Entries taken from a collection

--

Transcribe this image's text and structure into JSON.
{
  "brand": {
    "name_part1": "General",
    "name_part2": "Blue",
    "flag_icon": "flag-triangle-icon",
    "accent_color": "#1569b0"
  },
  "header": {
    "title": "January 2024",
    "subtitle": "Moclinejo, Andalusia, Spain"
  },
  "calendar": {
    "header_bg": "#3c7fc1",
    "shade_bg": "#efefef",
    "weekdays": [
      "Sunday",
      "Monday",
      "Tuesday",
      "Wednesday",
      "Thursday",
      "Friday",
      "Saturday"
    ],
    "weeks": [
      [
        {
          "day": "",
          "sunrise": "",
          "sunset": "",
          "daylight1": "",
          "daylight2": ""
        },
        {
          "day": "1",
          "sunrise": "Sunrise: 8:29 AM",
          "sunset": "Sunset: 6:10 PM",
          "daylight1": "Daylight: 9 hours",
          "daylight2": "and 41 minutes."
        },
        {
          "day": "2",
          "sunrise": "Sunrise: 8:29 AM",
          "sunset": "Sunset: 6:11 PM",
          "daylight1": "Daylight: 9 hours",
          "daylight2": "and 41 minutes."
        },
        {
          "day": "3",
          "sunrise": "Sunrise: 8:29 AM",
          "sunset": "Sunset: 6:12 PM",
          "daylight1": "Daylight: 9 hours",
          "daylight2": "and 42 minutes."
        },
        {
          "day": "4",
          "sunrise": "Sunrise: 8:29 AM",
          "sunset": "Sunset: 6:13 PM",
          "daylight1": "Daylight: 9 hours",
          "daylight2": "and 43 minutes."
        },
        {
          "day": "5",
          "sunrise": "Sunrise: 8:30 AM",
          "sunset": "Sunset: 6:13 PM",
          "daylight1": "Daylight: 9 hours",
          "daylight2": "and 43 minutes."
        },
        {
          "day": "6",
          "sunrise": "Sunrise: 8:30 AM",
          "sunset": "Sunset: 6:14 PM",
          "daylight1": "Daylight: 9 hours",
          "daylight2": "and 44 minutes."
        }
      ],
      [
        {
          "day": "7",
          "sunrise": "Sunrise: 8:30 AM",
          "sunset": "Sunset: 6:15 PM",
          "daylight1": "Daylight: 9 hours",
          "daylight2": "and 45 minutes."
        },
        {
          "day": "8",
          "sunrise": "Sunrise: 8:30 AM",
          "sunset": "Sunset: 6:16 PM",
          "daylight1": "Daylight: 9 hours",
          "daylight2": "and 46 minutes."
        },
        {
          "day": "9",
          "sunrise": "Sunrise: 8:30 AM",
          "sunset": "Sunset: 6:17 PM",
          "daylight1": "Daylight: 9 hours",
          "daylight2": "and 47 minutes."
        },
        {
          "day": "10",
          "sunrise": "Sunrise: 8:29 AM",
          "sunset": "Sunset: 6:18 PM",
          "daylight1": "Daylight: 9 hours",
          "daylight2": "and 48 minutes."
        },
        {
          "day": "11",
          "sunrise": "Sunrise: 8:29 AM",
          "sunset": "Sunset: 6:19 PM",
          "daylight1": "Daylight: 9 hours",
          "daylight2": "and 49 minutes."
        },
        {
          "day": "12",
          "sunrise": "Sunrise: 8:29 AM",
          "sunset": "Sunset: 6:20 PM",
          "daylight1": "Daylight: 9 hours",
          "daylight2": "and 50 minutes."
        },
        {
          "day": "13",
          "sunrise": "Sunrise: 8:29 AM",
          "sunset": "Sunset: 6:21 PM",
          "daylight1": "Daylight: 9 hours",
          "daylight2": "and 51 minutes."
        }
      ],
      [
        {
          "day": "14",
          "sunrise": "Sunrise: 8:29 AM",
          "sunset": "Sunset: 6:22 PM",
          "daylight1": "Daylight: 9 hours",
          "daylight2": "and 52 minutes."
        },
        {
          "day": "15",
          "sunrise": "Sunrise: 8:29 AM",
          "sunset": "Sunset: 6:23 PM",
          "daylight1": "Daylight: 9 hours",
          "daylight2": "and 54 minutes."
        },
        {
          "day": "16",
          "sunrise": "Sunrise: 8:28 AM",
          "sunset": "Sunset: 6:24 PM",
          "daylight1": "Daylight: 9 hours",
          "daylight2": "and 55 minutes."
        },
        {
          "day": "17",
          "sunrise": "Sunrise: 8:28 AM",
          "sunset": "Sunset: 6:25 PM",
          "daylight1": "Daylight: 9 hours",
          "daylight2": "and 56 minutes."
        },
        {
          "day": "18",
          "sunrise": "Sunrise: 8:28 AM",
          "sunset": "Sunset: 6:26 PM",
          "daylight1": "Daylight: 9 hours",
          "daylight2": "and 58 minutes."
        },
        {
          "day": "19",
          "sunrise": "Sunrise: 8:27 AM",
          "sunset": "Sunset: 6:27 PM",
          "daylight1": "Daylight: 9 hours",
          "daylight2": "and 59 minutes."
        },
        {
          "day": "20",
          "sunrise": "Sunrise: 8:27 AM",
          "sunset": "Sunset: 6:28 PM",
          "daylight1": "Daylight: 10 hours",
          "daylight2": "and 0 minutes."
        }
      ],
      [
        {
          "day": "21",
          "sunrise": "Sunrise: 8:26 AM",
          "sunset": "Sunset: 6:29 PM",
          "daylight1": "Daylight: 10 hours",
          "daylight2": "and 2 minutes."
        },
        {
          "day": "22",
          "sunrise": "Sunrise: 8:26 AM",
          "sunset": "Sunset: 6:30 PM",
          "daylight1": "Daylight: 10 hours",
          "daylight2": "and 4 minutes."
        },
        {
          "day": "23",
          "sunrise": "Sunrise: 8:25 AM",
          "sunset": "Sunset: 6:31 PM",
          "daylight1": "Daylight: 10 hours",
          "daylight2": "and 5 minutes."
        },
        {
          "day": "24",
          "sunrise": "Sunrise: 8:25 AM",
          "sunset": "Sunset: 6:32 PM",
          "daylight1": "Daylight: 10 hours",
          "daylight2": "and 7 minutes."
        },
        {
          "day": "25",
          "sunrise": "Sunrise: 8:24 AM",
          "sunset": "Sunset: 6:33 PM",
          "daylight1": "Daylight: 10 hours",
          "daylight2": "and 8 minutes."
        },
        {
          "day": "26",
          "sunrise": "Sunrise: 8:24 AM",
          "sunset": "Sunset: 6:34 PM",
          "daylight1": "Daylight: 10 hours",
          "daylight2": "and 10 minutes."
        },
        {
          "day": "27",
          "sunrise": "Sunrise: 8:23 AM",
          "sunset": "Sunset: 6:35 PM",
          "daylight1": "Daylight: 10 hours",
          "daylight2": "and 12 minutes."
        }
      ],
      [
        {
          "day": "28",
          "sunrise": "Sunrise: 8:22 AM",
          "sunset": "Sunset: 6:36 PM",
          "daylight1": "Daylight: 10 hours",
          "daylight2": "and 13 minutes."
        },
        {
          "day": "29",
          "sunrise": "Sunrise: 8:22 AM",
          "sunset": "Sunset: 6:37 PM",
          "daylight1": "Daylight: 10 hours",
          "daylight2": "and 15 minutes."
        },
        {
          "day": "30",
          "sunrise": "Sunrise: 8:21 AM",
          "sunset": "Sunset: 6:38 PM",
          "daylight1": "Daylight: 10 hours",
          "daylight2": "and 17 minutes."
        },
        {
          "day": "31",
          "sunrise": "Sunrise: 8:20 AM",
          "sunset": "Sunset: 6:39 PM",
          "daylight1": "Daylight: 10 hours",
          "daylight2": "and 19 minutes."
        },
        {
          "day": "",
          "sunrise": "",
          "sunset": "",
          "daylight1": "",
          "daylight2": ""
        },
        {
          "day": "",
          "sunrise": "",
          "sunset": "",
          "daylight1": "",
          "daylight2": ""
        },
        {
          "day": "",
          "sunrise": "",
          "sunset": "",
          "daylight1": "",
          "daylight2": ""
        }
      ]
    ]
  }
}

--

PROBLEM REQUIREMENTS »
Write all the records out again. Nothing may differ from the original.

RESPONSE »
Transcribe this image's text and structure into JSON.
{
  "brand": {
    "name_part1": "General",
    "name_part2": "Blue",
    "flag_icon": "flag-triangle-icon",
    "accent_color": "#1569b0"
  },
  "header": {
    "title": "January 2024",
    "subtitle": "Moclinejo, Andalusia, Spain"
  },
  "calendar": {
    "header_bg": "#3c7fc1",
    "shade_bg": "#efefef",
    "weekdays": [
      "Sunday",
      "Monday",
      "Tuesday",
      "Wednesday",
      "Thursday",
      "Friday",
      "Saturday"
    ],
    "weeks": [
      [
        {
          "day": "",
          "sunrise": "",
          "sunset": "",
          "daylight1": "",
          "daylight2": ""
        },
        {
          "day": "1",
          "sunrise": "Sunrise: 8:29 AM",
          "sunset": "Sunset: 6:10 PM",
          "daylight1": "Daylight: 9 hours",
          "daylight2": "and 41 minutes."
        },
        {
          "day": "2",
          "sunrise": "Sunrise: 8:29 AM",
          "sunset": "Sunset: 6:11 PM",
          "daylight1": "Daylight: 9 hours",
          "daylight2": "and 41 minutes."
        },
        {
          "day": "3",
          "sunrise": "Sunrise: 8:29 AM",
          "sunset": "Sunset: 6:12 PM",
          "daylight1": "Daylight: 9 hours",
          "daylight2": "and 42 minutes."
        },
        {
          "day": "4",
          "sunrise": "Sunrise: 8:29 AM",
          "sunset": "Sunset: 6:13 PM",
          "daylight1": "Daylight: 9 hours",
          "daylight2": "and 43 minutes."
        },
        {
          "day": "5",
          "sunrise": "Sunrise: 8:30 AM",
          "sunset": "Sunset: 6:13 PM",
          "daylight1": "Daylight: 9 hours",
          "daylight2": "and 43 minutes."
        },
        {
          "day": "6",
          "sunrise": "Sunrise: 8:30 AM",
          "sunset": "Sunset: 6:14 PM",
          "daylight1": "Daylight: 9 hours",
          "daylight2": "and 44 minutes."
        }
      ],
      [
        {
          "day": "7",
          "sunrise": "Sunrise: 8:30 AM",
          "sunset": "Sunset: 6:15 PM",
          "daylight1": "Daylight: 9 hours",
          "daylight2": "and 45 minutes."
        },
        {
          "day": "8",
          "sunrise": "Sunrise: 8:30 AM",
          "sunset": "Sunset: 6:16 PM",
          "daylight1": "Daylight: 9 hours",
          "daylight2": "and 46 minutes."
        },
        {
          "day": "9",
          "sunrise": "Sunrise: 8:30 AM",
          "sunset": "Sunset: 6:17 PM",
          "daylight1": "Daylight: 9 hours",
          "daylight2": "and 47 minutes."
        },
        {
          "day": "10",
          "sunrise": "Sunrise: 8:29 AM",
          "sunset": "Sunset: 6:18 PM",
          "daylight1": "Daylight: 9 hours",
          "daylight2": "and 48 minutes."
        },
        {
          "day": "11",
          "sunrise": "Sunrise: 8:29 AM",
          "sunset": "Sunset: 6:19 PM",
          "daylight1": "Daylight: 9 hours",
          "daylight2": "and 49 minutes."
        },
        {
          "day": "12",
          "sunrise": "Sunrise: 8:29 AM",
          "sunset": "Sunset: 6:20 PM",
          "daylight1": "Daylight: 9 hours",
          "daylight2": "and 50 minutes."
        },
        {
          "day": "13",
          "sunrise": "Sunrise: 8:29 AM",
          "sunset": "Sunset: 6:21 PM",
          "daylight1": "Daylight: 9 hours",
          "daylight2": "and 51 minutes."
        }
      ],
      [
        {
          "day": "14",
          "sunrise": "Sunrise: 8:29 AM",
          "sunset": "Sunset: 6:22 PM",
          "daylight1": "Daylight: 9 hours",
          "daylight2": "and 52 minutes."
        },
        {
          "day": "15",
          "sunrise": "Sunrise: 8:29 AM",
          "sunset": "Sunset: 6:23 PM",
          "daylight1": "Daylight: 9 hours",
          "daylight2": "and 54 minutes."
        },
        {
          "day": "16",
          "sunrise": "Sunrise: 8:28 AM",
          "sunset": "Sunset: 6:24 PM",
          "daylight1": "Daylight: 9 hours",
          "daylight2": "and 55 minutes."
        },
        {
          "day": "17",
          "sunrise": "Sunrise: 8:28 AM",
          "sunset": "Sunset: 6:25 PM",
          "daylight1": "Daylight: 9 hours",
          "daylight2": "and 56 minutes."
        },
        {
          "day": "18",
          "sunrise": "Sunrise: 8:28 AM",
          "sunset": "Sunset: 6:26 PM",
          "daylight1": "Daylight: 9 hours",
          "daylight2": "and 58 minutes."
        },
        {
          "day": "19",
          "sunrise": "Sunrise: 8:27 AM",
          "sunset": "Sunset: 6:27 PM",
          "daylight1": "Daylight: 9 hours",
          "daylight2": "and 59 minutes."
        },
        {
          "day": "20",
          "sunrise": "Sunrise: 8:27 AM",
          "sunset": "Sunset: 6:28 PM",
          "daylight1": "Daylight: 10 hours",
          "daylight2": "and 0 minutes."
        }
      ],
      [
        {
          "day": "21",
          "sunrise": "Sunrise: 8:26 AM",
          "sunset": "Sunset: 6:29 PM",
          "daylight1": "Daylight: 10 hours",
          "daylight2": "and 2 minutes."
        },
        {
          "day": "22",
          "sunrise": "Sunrise: 8:26 AM",
          "sunset": "Sunset: 6:30 PM",
          "daylight1": "Daylight: 10 hours",
          "daylight2": "and 4 minutes."
        },
        {
          "day": "23",
          "sunrise": "Sunrise: 8:25 AM",
          "sunset": "Sunset: 6:31 PM",
          "daylight1": "Daylight: 10 hours",
          "daylight2": "and 5 minutes."
        },
        {
          "day": "24",
          "sunrise": "Sunrise: 8:25 AM",
          "sunset": "Sunset: 6:32 PM",
          "daylight1": "Daylight: 10 hours",
          "daylight2": "and 7 minutes."
        },
        {
          "day": "25",
          "sunrise": "Sunrise: 8:24 AM",
          "sunset": "Sunset: 6:33 PM",
          "daylight1": "Daylight: 10 hours",
          "daylight2": "and 8 minutes."
        },
        {
          "day": "26",
          "sunrise": "Sunrise: 8:24 AM",
          "sunset": "Sunset: 6:34 PM",
          "daylight1": "Daylight: 10 hours",
          "daylight2": "and 10 minutes."
        },
        {
          "day": "27",
          "sunrise": "Sunrise: 8:23 AM",
          "sunset": "Sunset: 6:35 PM",
          "daylight1": "Daylight: 10 hours",
          "daylight2": "and 12 minutes."
        }
      ],
      [
        {
          "day": "28",
          "sunrise": "Sunrise: 8:22 AM",
          "sunset": "Sunset: 6:36 PM",
          "daylight1": "Daylight: 10 hours",
          "daylight2": "and 13 minutes."
        },
        {
          "day": "29",
          "sunrise": "Sunrise: 8:22 AM",
          "sunset": "Sunset: 6:37 PM",
          "daylight1": "Daylight: 10 hours",
          "daylight2": "and 15 minutes."
        },
        {
          "day": "30",
          "sunrise": "Sunrise: 8:21 AM",
          "sunset": "Sunset: 6:38 PM",
          "daylight1": "Daylight: 10 hours",
          "daylight2": "and 17 minutes."
        },
        {
          "day": "31",
          "sunrise": "Sunrise: 8:20 AM",
          "sunset": "Sunset: 6:39 PM",
          "daylight1": "Daylight: 10 hours",
          "daylight2": "and 19 minutes."
        },
        {
          "day": "",
          "sunrise": "",
          "sunset": "",
          "daylight1": "",
          "daylight2": ""
        },
        {
          "day": "",
          "sunrise": "",
          "sunset": "",
          "daylight1": "",
          "daylight2": ""
        },
        {
          "day": "",
          "sunrise": "",
          "sunset": "",
          "daylight1": "",
          "daylight2": ""
        }
      ]
    ]
  }
}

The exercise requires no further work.